**What to produce:** Return each record exactly as it appears, so that nothing is dropped or altered.

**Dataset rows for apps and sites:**
=== Section Start ===

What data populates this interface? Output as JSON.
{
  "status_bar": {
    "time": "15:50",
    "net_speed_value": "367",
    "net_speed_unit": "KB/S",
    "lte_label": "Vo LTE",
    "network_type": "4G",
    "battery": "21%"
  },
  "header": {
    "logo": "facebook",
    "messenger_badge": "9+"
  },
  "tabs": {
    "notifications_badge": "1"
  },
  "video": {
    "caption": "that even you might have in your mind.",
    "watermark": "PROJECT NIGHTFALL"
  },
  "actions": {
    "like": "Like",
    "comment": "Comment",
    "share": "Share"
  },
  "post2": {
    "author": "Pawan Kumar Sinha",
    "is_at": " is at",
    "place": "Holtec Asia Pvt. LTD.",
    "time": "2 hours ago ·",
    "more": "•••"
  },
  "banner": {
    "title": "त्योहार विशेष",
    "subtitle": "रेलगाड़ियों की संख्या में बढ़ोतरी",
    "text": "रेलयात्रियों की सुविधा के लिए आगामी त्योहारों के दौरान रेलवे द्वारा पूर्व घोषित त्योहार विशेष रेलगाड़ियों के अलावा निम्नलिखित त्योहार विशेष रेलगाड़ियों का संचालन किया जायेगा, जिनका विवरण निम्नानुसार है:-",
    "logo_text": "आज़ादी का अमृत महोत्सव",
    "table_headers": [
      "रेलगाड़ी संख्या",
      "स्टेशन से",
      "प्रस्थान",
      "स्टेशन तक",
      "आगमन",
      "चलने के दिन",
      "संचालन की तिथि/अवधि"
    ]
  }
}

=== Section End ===

**Result of the exercise:**
What data populates this interface? Output as JSON.
{
  "status_bar": {
    "time": "15:50",
    "net_speed_value": "367",
    "net_speed_unit": "KB/S",
    "lte_label": "Vo LTE",
    "network_type": "4G",
    "battery": "21%"
  },
  "header": {
    "logo": "facebook",
    "messenger_badge": "9+"
  },
  "tabs": {
    "notifications_badge": "1"
  },
  "video": {
    "caption": "that even you might have in your mind.",
    "watermark": "PROJECT NIGHTFALL"
  },
  "actions": {
    "like": "Like",
    "comment": "Comment",
    "share": "Share"
  },
  "post2": {
    "author": "Pawan Kumar Sinha",
    "is_at": " is at",
    "place": "Holtec Asia Pvt. LTD.",
    "time": "2 hours ago ·",
    "more": "•••"
  },
  "banner": {
    "title": "त्योहार विशेष",
    "subtitle": "रेलगाड़ियों की संख्या में बढ़ोतरी",
    "text": "रेलयात्रियों की सुविधा के लिए आगामी त्योहारों के दौरान रेलवे द्वारा पूर्व घोषित त्योहार विशेष रेलगाड़ियों के अलावा निम्नलिखित त्योहार विशेष रेलगाड़ियों का संचालन किया जायेगा, जिनका विवरण निम्नानुसार है:-",
    "logo_text": "आज़ादी का अमृत महोत्सव",
    "table_headers": [
      "रेलगाड़ी संख्या",
      "स्टेशन से",
      "प्रस्थान",
      "स्टेशन तक",
      "आगमन",
      "चलने के दिन",
      "संचालन की तिथि/अवधि"
    ]
  }
}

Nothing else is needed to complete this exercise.